Endogenous sex hormones and ischemic heart disease in men. The Caerphilly prospective study.
Numerous case-control studies have suggested that elevated levels of endogenous estrogen and low levels of testosterone are associated with ischemic heart disease (IHD) in men. These findings were tested in the Caerphilly study of 2,512 men from the general population who were aged 45-59 years at baseline and were followed for 5 years. Some 153 men experienced a new episode of IHD (fatal and nonfatal) during the period of follow-up. Baseline values of estradiol were marginally higher in subjects who developed IHD than in those who did not, but the difference was not statistically significant. Plasma values of testosterone were similar in the two groups. Among quintiles of the distribution of the hormone values, the incidence of IHD was similar in the case of estradiol; there was also no clear trend in the case of testosterone.

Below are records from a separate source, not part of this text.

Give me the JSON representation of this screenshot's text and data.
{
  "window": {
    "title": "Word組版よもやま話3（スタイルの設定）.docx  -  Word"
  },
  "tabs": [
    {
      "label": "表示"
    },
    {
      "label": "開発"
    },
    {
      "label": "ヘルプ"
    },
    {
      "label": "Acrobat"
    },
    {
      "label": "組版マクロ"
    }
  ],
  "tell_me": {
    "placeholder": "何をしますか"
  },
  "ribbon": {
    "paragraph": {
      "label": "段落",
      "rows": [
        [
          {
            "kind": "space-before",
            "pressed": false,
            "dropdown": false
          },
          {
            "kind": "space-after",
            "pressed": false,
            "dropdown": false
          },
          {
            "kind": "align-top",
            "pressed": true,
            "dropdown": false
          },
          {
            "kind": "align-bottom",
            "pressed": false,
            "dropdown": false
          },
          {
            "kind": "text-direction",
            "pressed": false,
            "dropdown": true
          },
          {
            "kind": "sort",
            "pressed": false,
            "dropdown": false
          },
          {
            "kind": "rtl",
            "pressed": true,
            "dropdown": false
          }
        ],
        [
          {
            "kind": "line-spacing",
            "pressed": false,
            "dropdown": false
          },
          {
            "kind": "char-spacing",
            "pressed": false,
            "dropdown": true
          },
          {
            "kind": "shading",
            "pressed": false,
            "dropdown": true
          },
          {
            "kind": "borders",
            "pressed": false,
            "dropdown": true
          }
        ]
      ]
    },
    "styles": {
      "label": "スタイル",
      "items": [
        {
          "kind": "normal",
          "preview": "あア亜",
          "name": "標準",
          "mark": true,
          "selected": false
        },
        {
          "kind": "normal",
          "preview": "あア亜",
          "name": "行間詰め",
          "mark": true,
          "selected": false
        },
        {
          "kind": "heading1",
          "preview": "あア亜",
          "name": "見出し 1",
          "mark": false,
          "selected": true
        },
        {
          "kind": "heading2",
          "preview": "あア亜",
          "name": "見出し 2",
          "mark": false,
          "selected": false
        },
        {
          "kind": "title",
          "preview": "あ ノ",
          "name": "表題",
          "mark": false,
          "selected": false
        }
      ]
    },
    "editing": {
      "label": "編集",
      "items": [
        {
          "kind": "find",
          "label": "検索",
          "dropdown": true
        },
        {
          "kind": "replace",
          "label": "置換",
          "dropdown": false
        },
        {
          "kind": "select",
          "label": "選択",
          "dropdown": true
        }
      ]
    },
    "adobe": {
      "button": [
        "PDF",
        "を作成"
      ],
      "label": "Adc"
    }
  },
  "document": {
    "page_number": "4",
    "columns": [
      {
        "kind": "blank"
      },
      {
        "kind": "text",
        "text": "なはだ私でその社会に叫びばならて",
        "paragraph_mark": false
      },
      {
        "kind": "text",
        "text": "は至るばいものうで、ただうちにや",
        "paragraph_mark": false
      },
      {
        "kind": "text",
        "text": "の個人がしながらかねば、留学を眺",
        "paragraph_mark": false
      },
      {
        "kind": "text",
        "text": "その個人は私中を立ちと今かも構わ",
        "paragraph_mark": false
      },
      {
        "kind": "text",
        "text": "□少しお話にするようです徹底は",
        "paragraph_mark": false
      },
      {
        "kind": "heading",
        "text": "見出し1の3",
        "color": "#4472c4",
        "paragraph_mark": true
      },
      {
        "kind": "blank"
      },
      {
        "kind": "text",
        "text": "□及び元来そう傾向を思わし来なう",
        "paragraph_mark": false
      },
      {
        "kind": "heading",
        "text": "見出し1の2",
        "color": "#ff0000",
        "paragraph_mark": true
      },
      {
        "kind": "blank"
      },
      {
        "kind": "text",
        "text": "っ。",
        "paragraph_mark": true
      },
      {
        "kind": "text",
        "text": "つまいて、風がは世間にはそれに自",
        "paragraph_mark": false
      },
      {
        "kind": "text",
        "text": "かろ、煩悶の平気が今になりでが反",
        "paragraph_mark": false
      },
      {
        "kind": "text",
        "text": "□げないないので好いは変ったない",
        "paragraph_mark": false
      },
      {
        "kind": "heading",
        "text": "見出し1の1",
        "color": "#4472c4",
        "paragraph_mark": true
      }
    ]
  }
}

These findings provide no support for the suggestion that plasma estradiol or testosterone are primary risk factors for IHD, although the associations between plasma testosterone and other probable risk markers (triglycerides, insulin, body mass index, and high density lipoprotein cholesterol) indicate the possibility that testosterone may play an indirect role in the pathogenesis of IHD.
- Copyright © 1993 by American Heart Association